He went on to explain, “I didn’t know Indian homes had chopsticks” 

Then my husband (who isn’t Singaporean) piped up and said, “My in-laws are Singaporean, you really find it strange that people who have lived here for generations can use chopsticks when a curious foreigner picks it up on his second visit to a sashimi bar?”

I will be honest: The guest looked quite chided and then my brother broke the tension.  


Everyone laughed, the conversation moved on and the evening was pleasant, and that comment has now become a little bit of an inside joke around our dinner table — if you’re Indian-looking and ordered soup noodles, we expect you to be slurping it with your hands. 

It wasn’t an upsetting or even racist interaction. I know this gentleman isn’t a racist — we have known him for sometime and have seen him work with various communities. He is a perfectly nice guy. 

All he is, is another victim of the Chinese, Malay, Indian and Others (CMIO) construct that underpins so much in Singapore. 

Fundamentally, he couldn’t help but see us as anything other than “Indian.” 

As far as he was concerned, he was visiting an Indian house and therefore, in his mind we were supposed to be sitting around Indian things — eating some steaming hot curries, doing Bollywood dances, putting dots on our heads, etc. 

This to me is the tragedy: That we don’t see it as visiting the home of our fellow countryman and so we can and should expect many similarities. 

In today’s world, we are seeing how important it is to find unity at home — we need to know who we are. — Reuters pic
In today’s world, we are seeing how important it is to find unity at home — we need to know who we are. — Reuters pic

CMIO has forced us to see each race as its own world.  And that’s the point. Too often and too easily we see ourselves as Chinese, Malay and Indians — and honestly as caricatures of these things but not as Singaporeans. 

I mean if the man had simply thought through his statement, it would obviously be absurd.  

Did he really think that my family has never visited a hawker centre and had bak chor mee

This isn’t the first time — I have also been to friends’ houses where they take away the chopsticks from my place setting and replaced it with a fork and knife (which by the way, is the worst set of utensils as far as I am concerned. Give me a spoon!) in an attempt to accommodate the difference they imagine. 

They see an Indian, not a Singaporean — and so they reveal the division they have internalised.  

The gentleman from the hotpot visit turned out to speak extremely poor Mandarin and had hardly been to China, so what was Chinese about him and Indian about us?  

This construct blinkers us all and Singaporeans of Chinese origin are also victims of it. In the end, our identities are complex — there is no one set way to be Chinese. A lion dance lesson and a TCM packet does not make you any more Chinese than a proclivity for vadai and mango lassi makes me Indian. 

Besides if you have been to China or India — you will quickly realise our island culture is worlds away from the way of life in those two giants. 

In today’s world, we are seeing how important it is to find unity at home — we need to know who we are. 

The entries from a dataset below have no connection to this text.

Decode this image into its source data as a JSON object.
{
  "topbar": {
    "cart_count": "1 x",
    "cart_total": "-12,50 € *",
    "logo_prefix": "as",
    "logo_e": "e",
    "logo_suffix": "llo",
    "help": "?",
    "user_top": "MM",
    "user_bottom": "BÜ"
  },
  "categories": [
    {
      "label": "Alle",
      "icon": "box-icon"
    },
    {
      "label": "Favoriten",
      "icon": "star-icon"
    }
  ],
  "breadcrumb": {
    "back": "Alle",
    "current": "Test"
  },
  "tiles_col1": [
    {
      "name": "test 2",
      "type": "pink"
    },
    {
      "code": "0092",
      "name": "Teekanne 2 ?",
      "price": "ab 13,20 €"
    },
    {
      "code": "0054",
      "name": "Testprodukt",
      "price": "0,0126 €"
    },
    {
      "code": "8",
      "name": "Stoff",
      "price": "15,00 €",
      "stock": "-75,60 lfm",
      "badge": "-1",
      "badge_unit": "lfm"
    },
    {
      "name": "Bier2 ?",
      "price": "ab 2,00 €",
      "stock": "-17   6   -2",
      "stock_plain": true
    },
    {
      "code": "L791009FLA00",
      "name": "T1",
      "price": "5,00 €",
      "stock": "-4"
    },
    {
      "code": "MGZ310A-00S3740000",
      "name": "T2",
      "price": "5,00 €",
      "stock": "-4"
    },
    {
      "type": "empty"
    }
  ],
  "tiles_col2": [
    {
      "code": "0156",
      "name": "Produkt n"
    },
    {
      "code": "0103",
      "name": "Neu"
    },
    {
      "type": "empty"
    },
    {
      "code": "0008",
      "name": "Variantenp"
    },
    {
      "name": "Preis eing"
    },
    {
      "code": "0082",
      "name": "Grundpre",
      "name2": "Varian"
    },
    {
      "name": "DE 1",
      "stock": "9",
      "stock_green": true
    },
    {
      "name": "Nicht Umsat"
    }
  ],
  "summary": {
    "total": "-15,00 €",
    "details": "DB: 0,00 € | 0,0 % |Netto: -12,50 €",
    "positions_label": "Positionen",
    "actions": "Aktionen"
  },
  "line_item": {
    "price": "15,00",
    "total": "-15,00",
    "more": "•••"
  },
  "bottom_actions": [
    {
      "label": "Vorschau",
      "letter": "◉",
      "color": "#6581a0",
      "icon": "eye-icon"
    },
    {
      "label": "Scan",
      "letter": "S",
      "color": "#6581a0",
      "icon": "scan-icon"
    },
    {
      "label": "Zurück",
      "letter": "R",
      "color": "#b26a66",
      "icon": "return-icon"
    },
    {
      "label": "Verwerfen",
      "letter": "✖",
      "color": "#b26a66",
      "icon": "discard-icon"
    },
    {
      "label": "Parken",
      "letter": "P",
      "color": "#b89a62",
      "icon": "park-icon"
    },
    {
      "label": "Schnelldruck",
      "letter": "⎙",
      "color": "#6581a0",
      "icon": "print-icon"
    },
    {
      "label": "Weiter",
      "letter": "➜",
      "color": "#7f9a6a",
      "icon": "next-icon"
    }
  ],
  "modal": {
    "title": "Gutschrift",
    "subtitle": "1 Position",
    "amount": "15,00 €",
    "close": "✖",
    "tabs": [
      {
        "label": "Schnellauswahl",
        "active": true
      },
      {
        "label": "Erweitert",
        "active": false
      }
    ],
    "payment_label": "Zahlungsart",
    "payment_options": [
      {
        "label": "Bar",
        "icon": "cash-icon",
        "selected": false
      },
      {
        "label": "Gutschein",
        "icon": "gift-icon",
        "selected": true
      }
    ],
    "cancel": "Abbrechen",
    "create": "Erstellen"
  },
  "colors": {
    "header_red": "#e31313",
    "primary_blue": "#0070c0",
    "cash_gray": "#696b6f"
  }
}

It is time we broke out of these shackles and embrace that what we are is Singaporean with all its quirky hodgepodge creole mixes and borrowings. 

So, eat your prata with some chopsticks and next time when I am feeling bold I will try some hotpot with my hands. 

*This is the personal opinion of the columnist.